The modern K–12 technology device landscape is complex. For your IT team, managing the flow between devices is a continual challenge: Fewer people are managing more (and more diverse) devices. New curriculum initiatives, low-price hardware “refreshes,” and evolving educational technologies mean that a single operating system (OS) often doesn’t work.

Teachers face similar technology and student-management challenges in the classroom. As 1:1 programs have become the norm, laptops, tablets, and two-in-ones have become fixtures in modern learning spaces. While these tools are vital for empowering student learning, they often become distractions when teachers are forced to act as IT technicians.

Effective use of technology demands a foundation of pedagogy to help teachers deliver improved learning outcomes for students based on innovative teaching techniques—it also requires support from IT and administration to ensure your robust digital initiative is a success.

Device Deployment

Multiplatform endpoint management software empowers IT and teachers alike. Adoption of an effective solution, including classroom management software, can increase professional efficacy while ensuring devices work properly to help kids learn.

For IT department members, traditional device deployment can be a complex and time-consuming manual task. Gathering each physical device and manually deploying software and data can be monotonous and demanding, especially in large school districts. A strong management solution can automatically deploy the appropriate OS and software with patches and updates that have fewer demands on IT resources, saving valuable time and avoiding missteps due to the repetitious nature of the manual task.

IT Asset Management and Security

Student devices are a significant investment in any school district’s budget. Multiplatform management tools allow IT staff to find, track, manage, and report on devices. These tools allow staff to locate missing or stolen devices, identify unmanaged devices connected to school networks, and manage licenses and installations to optimize budgeted licensing.

Along with the physical security of school-provided devices, multiplatform management provides powerful digital security. Device management means IT staff can deploy “patches” when necessary, requiring secure user passcodes and restricting access to software and web content as needed.

Just-in-Time Support and Self-Service

Let’s face it, technical problems can derail a day of learning and impose a cumulative effect on pedagogical plans for weeks. With multiplatform management, IT staff can troubleshoot and control devices remotely, and deploy the appropriate solution. IT administrators can help via screen-sharing capabilities instead of having to coordinate schedules for an in-person meeting.

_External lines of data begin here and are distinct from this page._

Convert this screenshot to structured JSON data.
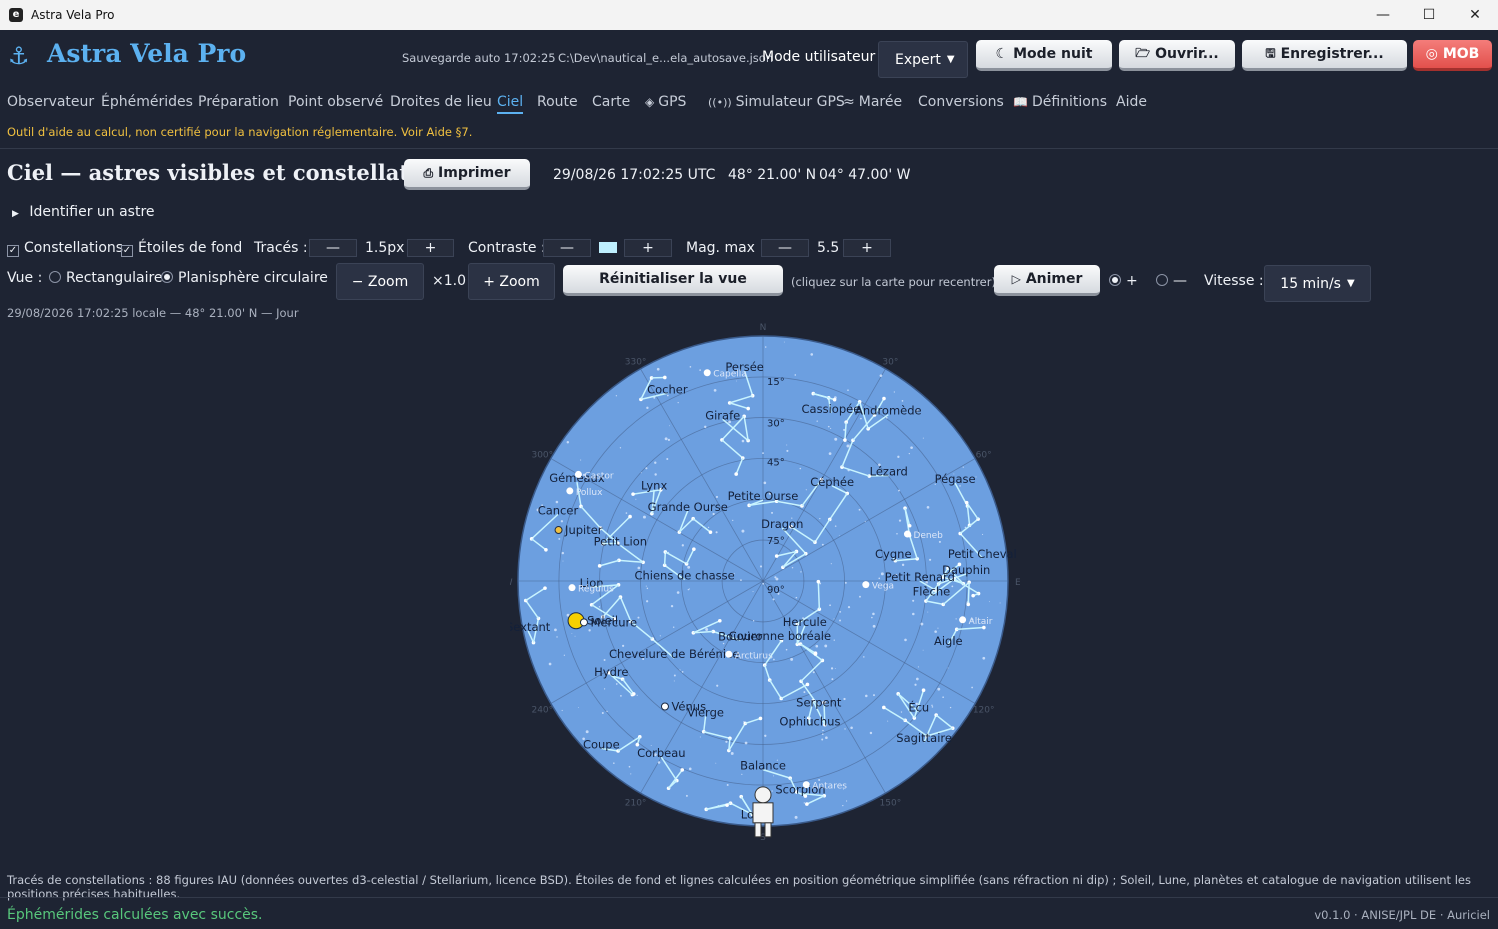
{
  "window": {
    "title": "Astra Vela Pro",
    "icon": "e"
  },
  "header": {
    "app_title": "Astra Vela Pro",
    "autosave": "Sauvegarde auto 17:02:25",
    "path": "C:\\Dev\\nautical_e...ela_autosave.json",
    "mode_label": "Mode utilisateur :",
    "mode_value": "Expert",
    "night_btn": "Mode nuit",
    "open_btn": "Ouvrir...",
    "save_btn": "Enregistrer...",
    "mob_btn": "MOB"
  },
  "tabs": [
    "Observateur",
    "Éphémérides",
    "Préparation",
    "Point observé",
    "Droites de lieu",
    "Ciel",
    "Route",
    "Carte",
    "GPS",
    "Simulateur GPS",
    "Marée",
    "Conversions",
    "Définitions",
    "Aide"
  ],
  "active_tab": "Ciel",
  "warning": "Outil d'aide au calcul, non certifié pour la navigation réglementaire. Voir Aide §7.",
  "page": {
    "title": "Ciel — astres visibles et constellations",
    "print_btn": "Imprimer",
    "datetime": "29/08/26 17:02:25 UTC",
    "lat": "48° 21.00' N",
    "lon": "04° 47.00' W",
    "identify": "Identifier un astre"
  },
  "controls": {
    "constellations": "Constellations",
    "background_stars": "Étoiles de fond",
    "traces_label": "Tracés :",
    "traces_value": "1.5px",
    "contrast_label": "Contraste :",
    "contrast_color": "#bff0ff",
    "magmax_label": "Mag. max :",
    "magmax_value": "5.5",
    "minus": "—",
    "plus": "+",
    "view_label": "Vue :",
    "view_rect": "Rectangulaire",
    "view_circ": "Planisphère circulaire",
    "zoom_minus": "− Zoom",
    "zoom_value": "×1.0",
    "zoom_plus": "+ Zoom",
    "reset_view": "Réinitialiser la vue",
    "recenter_hint": "(cliquez sur la carte pour recentrer)",
    "animate": "Animer",
    "radio_plus": "+",
    "radio_minus": "—",
    "speed_label": "Vitesse :",
    "speed_value": "15 min/s"
  },
  "subinfo": "29/08/2026  17:02:25 locale  —  48° 21.00' N  —  Jour",
  "sky": {
    "constellations": [
      {
        "name": "Persée",
        "r": 0.86,
        "az": 355
      },
      {
        "name": "Cocher",
        "r": 0.86,
        "az": 333
      },
      {
        "name": "Girafe",
        "r": 0.68,
        "az": 346
      },
      {
        "name": "Cassiopée",
        "r": 0.74,
        "az": 22
      },
      {
        "name": "Andromède",
        "r": 0.85,
        "az": 37
      },
      {
        "name": "Gémeaux",
        "r": 0.86,
        "az": 298
      },
      {
        "name": "Lynx",
        "r": 0.58,
        "az": 310
      },
      {
        "name": "Céphée",
        "r": 0.48,
        "az": 36
      },
      {
        "name": "Lézard",
        "r": 0.67,
        "az": 50
      },
      {
        "name": "Pégase",
        "r": 0.88,
        "az": 63
      },
      {
        "name": "Petite Ourse",
        "r": 0.33,
        "az": 0
      },
      {
        "name": "Cancer",
        "r": 0.88,
        "az": 288
      },
      {
        "name": "Grande Ourse",
        "r": 0.42,
        "az": 313
      },
      {
        "name": "Dragon",
        "r": 0.23,
        "az": 20
      },
      {
        "name": "Cygne",
        "r": 0.54,
        "az": 80
      },
      {
        "name": "Petit Lion",
        "r": 0.6,
        "az": 284
      },
      {
        "name": "Petit Cheval",
        "r": 0.9,
        "az": 84
      },
      {
        "name": "Dauphin",
        "r": 0.83,
        "az": 88
      },
      {
        "name": "Lion",
        "r": 0.7,
        "az": 268
      },
      {
        "name": "Chiens de chasse",
        "r": 0.32,
        "az": 271
      },
      {
        "name": "Petit Renard",
        "r": 0.64,
        "az": 90
      },
      {
        "name": "Flèche",
        "r": 0.69,
        "az": 95
      },
      {
        "name": "Hercule",
        "r": 0.25,
        "az": 137
      },
      {
        "name": "Sextant",
        "r": 0.98,
        "az": 258
      },
      {
        "name": "Bouvier",
        "r": 0.26,
        "az": 201
      },
      {
        "name": "Chevelure de Bérénice",
        "r": 0.48,
        "az": 229
      },
      {
        "name": "Couronne boréale",
        "r": 0.25,
        "az": 164
      },
      {
        "name": "Aigle",
        "r": 0.8,
        "az": 109
      },
      {
        "name": "Hydre",
        "r": 0.73,
        "az": 238
      },
      {
        "name": "Serpent",
        "r": 0.56,
        "az": 156
      },
      {
        "name": "Écu",
        "r": 0.83,
        "az": 130
      },
      {
        "name": "Ophiuchus",
        "r": 0.62,
        "az": 162
      },
      {
        "name": "Vierge",
        "r": 0.6,
        "az": 203
      },
      {
        "name": "Coupe",
        "r": 0.95,
        "az": 224
      },
      {
        "name": "Corbeau",
        "r": 0.83,
        "az": 210
      },
      {
        "name": "Sagittaire",
        "r": 0.93,
        "az": 135
      },
      {
        "name": "Balance",
        "r": 0.77,
        "az": 180
      },
      {
        "name": "Scorpion",
        "r": 0.88,
        "az": 170
      },
      {
        "name": "Loup",
        "r": 0.97,
        "az": 182
      }
    ],
    "named_stars": [
      {
        "name": "Capella",
        "r": 0.88,
        "az": 345
      },
      {
        "name": "Castor",
        "r": 0.87,
        "az": 300
      },
      {
        "name": "Pollux",
        "r": 0.87,
        "az": 295
      },
      {
        "name": "Deneb",
        "r": 0.62,
        "az": 72
      },
      {
        "name": "Vega",
        "r": 0.42,
        "az": 92
      },
      {
        "name": "Altair",
        "r": 0.83,
        "az": 101
      },
      {
        "name": "Arcturus",
        "r": 0.33,
        "az": 205
      },
      {
        "name": "Antares",
        "r": 0.85,
        "az": 168
      },
      {
        "name": "Régulus",
        "r": 0.78,
        "az": 268
      }
    ],
    "bodies": [
      {
        "name": "Jupiter",
        "r": 0.86,
        "az": 284,
        "color": "#f0c040"
      },
      {
        "name": "Soleil",
        "r": 0.78,
        "az": 258,
        "color": "#f7d000"
      },
      {
        "name": "Mercure",
        "r": 0.75,
        "az": 257,
        "color": "#ffffff"
      },
      {
        "name": "Vénus",
        "r": 0.65,
        "az": 218,
        "color": "#ffffff"
      }
    ],
    "alt_labels": [
      "15°",
      "30°",
      "45°",
      "75°",
      "90°"
    ],
    "cardinals": {
      "n": "N",
      "e": "E",
      "s": "S",
      "w": "W"
    },
    "az_labels": [
      "30°",
      "60°",
      "120°",
      "150°",
      "210°",
      "240°",
      "300°",
      "330°"
    ]
  },
  "footer_note": "Tracés de constellations : 88 figures IAU (données ouvertes d3-celestial / Stellarium, licence BSD). Étoiles de fond et lignes calculées en position géométrique simplifiée (sans réfraction ni dip) ; Soleil, Lune, planètes et catalogue de navigation utilisent les positions précises habituelles.",
  "status": "Éphémérides calculées avec succès.",
  "version": "v0.1.0 · ANISE/JPL DE · Auriciel"
}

An effective multiplatform solution will offer self-service options for students and teachers as well. On-demand content, software, apps, and more can be added to the self-service kiosk and downloaded by approved users based on class enrollment and other user profiles. This can reduce demands on network bandwidth and empower students to take a self-driven approach to additional learning opportunities.

SIS and Other Integrations

With many device and classroom management tools, it is important to ensure that systems are integrated and share accurate data. Districts should implement a multiplatform management tool that integrates with their Student Information System (SIS) for a more seamless experience for students, teachers, and administration. Linking SIS profiles to user profiles in 1:1 programs can provide a more personalized experience for students. If a district opts for a shared device program, the same SIS data can be integrated with the user profiles required for logging in to the public device.

Multiplatform solutions that integrate with Apple Classroom and other school management systems give a more streamlined experience for IT staff and educators. Other key functionalities necessary for successful digital initiatives in the classroom include:

  • Classroom screen controls: Teachers must be able to take control of lessons by directing students’ attention. Temporarily blacking out or locking out device screens to limit distractions during instruction is an essential function for classroom management. Restricting device use to a single app or screen can also ensure students are focusing on the required task in class.
  • Student polling and messaging: Classroom management tools provide opportunities for informal communication. Class-wide polls can serve as a gauge of student understanding, providing a way for educators to run an informal pop quiz or check on classroom engagement. Individual and group messaging options can also enable teachers to interact with specific students discreetly without interrupting other students’ concentration.
  • Content delivery and planning: Centralized course content and easily understandable formatting allow teachers to present content to students in a week-by-week planner view. This centralized space means fewer notifications of changes and more focus on the class itself, as a teacher-​affected change will be shared with the class.

As the EdTech landscape continues to shift with newly developing technologies, demands on IT staff and educators will continue to grow. New device platforms that have not yet been developed will require new management techniques.

Putting appropriate processes and tools in place now will help you and your school district handle these coming developments down the line. Multiplatform endpoint management and classroom management tools are essential for navigating the technological future and will help IT staff and educators better empower their students in the long run.

Tim Williams is vice president of global marketing and product strategy at FileWave, an IT solutions firm based in Indianapolis.